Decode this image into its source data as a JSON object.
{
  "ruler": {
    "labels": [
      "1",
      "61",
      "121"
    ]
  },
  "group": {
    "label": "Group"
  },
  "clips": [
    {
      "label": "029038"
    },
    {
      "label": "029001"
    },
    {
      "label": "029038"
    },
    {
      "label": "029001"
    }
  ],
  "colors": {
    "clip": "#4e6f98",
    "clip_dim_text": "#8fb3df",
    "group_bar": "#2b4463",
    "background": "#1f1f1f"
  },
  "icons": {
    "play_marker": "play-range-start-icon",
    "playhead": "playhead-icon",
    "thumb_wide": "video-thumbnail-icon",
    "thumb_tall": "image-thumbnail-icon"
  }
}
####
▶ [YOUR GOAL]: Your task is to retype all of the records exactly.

▶ [ANSWER SPACE]:
Decode this image into its source data as a JSON object.
{
  "ruler": {
    "labels": [
      "1",
      "61",
      "121"
    ]
  },
  "group": {
    "label": "Group"
  },
  "clips": [
    {
      "label": "029038"
    },
    {
      "label": "029001"
    },
    {
      "label": "029038"
    },
    {
      "label": "029001"
    }
  ],
  "colors": {
    "clip": "#4e6f98",
    "clip_dim_text": "#8fb3df",
    "group_bar": "#2b4463",
    "background": "#1f1f1f"
  },
  "icons": {
    "play_marker": "play-range-start-icon",
    "playhead": "playhead-icon",
    "thumb_wide": "video-thumbnail-icon",
    "thumb_tall": "image-thumbnail-icon"
  }
}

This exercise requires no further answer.